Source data

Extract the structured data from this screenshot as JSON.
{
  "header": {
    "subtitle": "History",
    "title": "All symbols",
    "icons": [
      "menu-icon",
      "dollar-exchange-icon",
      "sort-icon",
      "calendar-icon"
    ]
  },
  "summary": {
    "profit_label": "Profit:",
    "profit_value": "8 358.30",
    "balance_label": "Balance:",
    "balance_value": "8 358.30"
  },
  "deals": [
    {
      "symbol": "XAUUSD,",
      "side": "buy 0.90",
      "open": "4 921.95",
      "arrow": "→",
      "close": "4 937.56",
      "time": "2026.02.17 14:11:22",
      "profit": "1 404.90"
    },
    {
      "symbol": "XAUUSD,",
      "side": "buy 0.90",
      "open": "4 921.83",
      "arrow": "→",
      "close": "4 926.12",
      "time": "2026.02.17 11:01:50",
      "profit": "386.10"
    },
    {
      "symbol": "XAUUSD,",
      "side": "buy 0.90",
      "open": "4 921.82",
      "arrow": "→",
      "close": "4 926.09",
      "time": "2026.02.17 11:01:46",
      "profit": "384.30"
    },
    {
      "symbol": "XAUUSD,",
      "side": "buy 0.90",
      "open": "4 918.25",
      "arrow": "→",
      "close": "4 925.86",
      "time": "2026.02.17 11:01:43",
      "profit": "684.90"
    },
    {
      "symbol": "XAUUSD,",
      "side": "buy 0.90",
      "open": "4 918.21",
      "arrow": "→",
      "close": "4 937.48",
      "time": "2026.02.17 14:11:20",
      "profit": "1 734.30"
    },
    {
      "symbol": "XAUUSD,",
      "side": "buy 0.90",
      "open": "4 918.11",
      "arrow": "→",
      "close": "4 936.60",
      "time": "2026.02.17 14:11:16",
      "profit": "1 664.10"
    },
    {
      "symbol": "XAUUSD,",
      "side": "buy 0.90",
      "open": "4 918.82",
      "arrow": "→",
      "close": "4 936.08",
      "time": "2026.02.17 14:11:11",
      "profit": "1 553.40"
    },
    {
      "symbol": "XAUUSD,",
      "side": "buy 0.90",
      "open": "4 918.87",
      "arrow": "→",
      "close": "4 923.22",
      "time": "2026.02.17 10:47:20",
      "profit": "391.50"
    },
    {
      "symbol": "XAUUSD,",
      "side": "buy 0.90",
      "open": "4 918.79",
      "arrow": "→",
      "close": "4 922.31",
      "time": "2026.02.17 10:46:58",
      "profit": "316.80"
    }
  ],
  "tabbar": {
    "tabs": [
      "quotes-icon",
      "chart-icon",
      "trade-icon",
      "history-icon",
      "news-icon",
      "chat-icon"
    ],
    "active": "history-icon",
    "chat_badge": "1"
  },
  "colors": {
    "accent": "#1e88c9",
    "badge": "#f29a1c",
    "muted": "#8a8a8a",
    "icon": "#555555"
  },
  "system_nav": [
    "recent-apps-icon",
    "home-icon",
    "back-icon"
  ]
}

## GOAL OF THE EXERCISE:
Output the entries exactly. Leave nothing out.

## TASK RESPONSE:
Extract the structured data from this screenshot as JSON.
{
  "header": {
    "subtitle": "History",
    "title": "All symbols",
    "icons": [
      "menu-icon",
      "dollar-exchange-icon",
      "sort-icon",
      "calendar-icon"
    ]
  },
  "summary": {
    "profit_label": "Profit:",
    "profit_value": "8 358.30",
    "balance_label": "Balance:",
    "balance_value": "8 358.30"
  },
  "deals": [
    {
      "symbol": "XAUUSD,",
      "side": "buy 0.90",
      "open": "4 921.95",
      "arrow": "→",
      "close": "4 937.56",
      "time": "2026.02.17 14:11:22",
      "profit": "1 404.90"
    },
    {
      "symbol": "XAUUSD,",
      "side": "buy 0.90",
      "open": "4 921.83",
      "arrow": "→",
      "close": "4 926.12",
      "time": "2026.02.17 11:01:50",
      "profit": "386.10"
    },
    {
      "symbol": "XAUUSD,",
      "side": "buy 0.90",
      "open": "4 921.82",
      "arrow": "→",
      "close": "4 926.09",
      "time": "2026.02.17 11:01:46",
      "profit": "384.30"
    },
    {
      "symbol": "XAUUSD,",
      "side": "buy 0.90",
      "open": "4 918.25",
      "arrow": "→",
      "close": "4 925.86",
      "time": "2026.02.17 11:01:43",
      "profit": "684.90"
    },
    {
      "symbol": "XAUUSD,",
      "side": "buy 0.90",
      "open": "4 918.21",
      "arrow": "→",
      "close": "4 937.48",
      "time": "2026.02.17 14:11:20",
      "profit": "1 734.30"
    },
    {
      "symbol": "XAUUSD,",
      "side": "buy 0.90",
      "open": "4 918.11",
      "arrow": "→",
      "close": "4 936.60",
      "time": "2026.02.17 14:11:16",
      "profit": "1 664.10"
    },
    {
      "symbol": "XAUUSD,",
      "side": "buy 0.90",
      "open": "4 918.82",
      "arrow": "→",
      "close": "4 936.08",
      "time": "2026.02.17 14:11:11",
      "profit": "1 553.40"
    },
    {
      "symbol": "XAUUSD,",
      "side": "buy 0.90",
      "open": "4 918.87",
      "arrow": "→",
      "close": "4 923.22",
      "time": "2026.02.17 10:47:20",
      "profit": "391.50"
    },
    {
      "symbol": "XAUUSD,",
      "side": "buy 0.90",
      "open": "4 918.79",
      "arrow": "→",
      "close": "4 922.31",
      "time": "2026.02.17 10:46:58",
      "profit": "316.80"
    }
  ],
  "tabbar": {
    "tabs": [
      "quotes-icon",
      "chart-icon",
      "trade-icon",
      "history-icon",
      "news-icon",
      "chat-icon"
    ],
    "active": "history-icon",
    "chat_badge": "1"
  },
  "colors": {
    "accent": "#1e88c9",
    "badge": "#f29a1c",
    "muted": "#8a8a8a",
    "icon": "#555555"
  },
  "system_nav": [
    "recent-apps-icon",
    "home-icon",
    "back-icon"
  ]
}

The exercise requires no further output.